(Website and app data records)
★ ★ ★ ★

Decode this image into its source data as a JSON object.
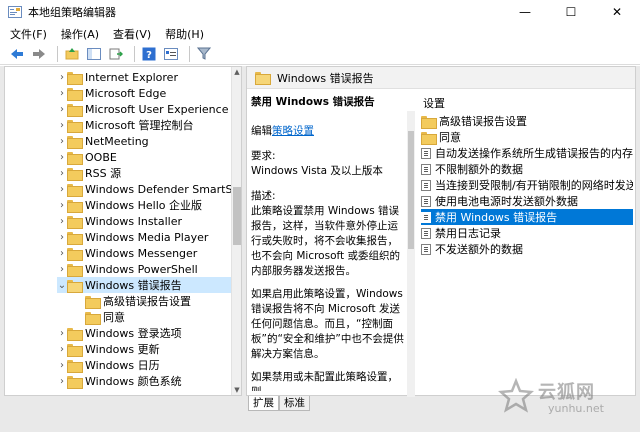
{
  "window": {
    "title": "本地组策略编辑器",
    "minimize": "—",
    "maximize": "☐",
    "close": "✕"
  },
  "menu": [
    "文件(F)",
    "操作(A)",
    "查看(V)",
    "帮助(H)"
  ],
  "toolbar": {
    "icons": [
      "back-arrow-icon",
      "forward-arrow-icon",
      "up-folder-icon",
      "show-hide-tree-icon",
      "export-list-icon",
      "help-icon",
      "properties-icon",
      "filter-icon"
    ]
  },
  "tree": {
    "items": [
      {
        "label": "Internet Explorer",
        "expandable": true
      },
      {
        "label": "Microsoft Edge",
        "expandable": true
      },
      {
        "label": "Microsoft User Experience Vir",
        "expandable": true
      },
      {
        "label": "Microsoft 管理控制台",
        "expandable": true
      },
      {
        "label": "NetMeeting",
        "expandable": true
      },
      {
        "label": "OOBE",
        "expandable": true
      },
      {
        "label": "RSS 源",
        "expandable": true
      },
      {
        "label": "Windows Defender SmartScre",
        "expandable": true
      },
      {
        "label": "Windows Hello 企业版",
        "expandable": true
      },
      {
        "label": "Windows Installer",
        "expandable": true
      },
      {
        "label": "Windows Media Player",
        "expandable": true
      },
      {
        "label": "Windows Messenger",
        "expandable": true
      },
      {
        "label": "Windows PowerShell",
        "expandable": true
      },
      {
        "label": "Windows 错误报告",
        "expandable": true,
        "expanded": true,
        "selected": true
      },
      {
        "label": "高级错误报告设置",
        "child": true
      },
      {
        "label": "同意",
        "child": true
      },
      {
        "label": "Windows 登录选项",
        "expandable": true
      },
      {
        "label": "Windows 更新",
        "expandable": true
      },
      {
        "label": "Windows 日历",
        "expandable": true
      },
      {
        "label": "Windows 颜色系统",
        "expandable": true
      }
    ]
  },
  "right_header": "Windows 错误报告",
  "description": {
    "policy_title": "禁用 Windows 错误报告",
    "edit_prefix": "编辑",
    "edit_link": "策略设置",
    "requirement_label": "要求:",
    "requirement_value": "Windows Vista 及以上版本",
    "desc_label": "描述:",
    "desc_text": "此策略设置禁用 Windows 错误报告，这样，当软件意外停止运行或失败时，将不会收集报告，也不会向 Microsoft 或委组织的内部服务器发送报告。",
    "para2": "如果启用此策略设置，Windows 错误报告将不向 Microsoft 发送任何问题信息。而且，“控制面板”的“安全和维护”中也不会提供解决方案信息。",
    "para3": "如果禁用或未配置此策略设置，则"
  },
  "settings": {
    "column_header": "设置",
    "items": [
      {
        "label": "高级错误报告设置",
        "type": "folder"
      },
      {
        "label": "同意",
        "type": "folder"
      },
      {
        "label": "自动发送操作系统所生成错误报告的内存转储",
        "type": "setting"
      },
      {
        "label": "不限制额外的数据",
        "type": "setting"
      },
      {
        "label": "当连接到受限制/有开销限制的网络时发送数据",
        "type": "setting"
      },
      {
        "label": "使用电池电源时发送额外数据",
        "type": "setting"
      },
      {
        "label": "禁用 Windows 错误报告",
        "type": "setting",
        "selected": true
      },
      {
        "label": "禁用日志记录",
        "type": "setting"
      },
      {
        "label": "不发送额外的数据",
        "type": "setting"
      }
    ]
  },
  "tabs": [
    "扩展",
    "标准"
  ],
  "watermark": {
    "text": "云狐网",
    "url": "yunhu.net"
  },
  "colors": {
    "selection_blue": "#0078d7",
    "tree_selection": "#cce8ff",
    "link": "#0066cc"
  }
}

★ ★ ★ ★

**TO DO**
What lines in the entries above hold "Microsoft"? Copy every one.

**EXERCISE SOLUTION**
        "label": "Microsoft Edge",
        "label": "Microsoft User Experience Vir",
        "label": "Microsoft 管理控制台",
    "desc_text": "此策略设置禁用 Windows 错误报告，这样，当软件意外停止运行或失败时，将不会收集报告，也不会向 Microsoft 或委组织的内部服务器发送报告。",
    "para2": "如果启用此策略设置，Windows 错误报告将不向 Microsoft 发送任何问题信息。而且，“控制面板”的“安全和维护”中也不会提供解决方案信息。",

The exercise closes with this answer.